*WORK TO COMPLETE:* What lines in the records below mention "label"? List them all.

============

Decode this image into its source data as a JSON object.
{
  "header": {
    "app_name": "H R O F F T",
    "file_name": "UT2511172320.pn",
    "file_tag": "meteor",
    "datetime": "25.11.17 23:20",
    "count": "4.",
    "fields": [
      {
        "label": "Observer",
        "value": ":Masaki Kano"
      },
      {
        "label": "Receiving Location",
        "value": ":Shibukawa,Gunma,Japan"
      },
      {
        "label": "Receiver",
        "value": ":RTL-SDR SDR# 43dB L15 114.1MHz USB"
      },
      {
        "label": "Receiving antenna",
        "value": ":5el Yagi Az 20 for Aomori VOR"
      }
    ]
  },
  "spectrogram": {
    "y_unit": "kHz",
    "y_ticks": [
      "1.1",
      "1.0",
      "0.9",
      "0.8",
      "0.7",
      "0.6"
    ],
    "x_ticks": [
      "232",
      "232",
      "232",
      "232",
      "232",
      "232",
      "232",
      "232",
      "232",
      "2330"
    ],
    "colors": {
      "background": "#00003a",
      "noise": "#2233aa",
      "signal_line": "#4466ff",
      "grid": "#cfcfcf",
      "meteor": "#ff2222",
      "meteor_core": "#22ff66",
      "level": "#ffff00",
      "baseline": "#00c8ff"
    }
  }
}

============

*COMPLETED EXERCISE:*
        "label": "Observer",
        "label": "Receiving Location",
        "label": "Receiver",
        "label": "Receiving antenna",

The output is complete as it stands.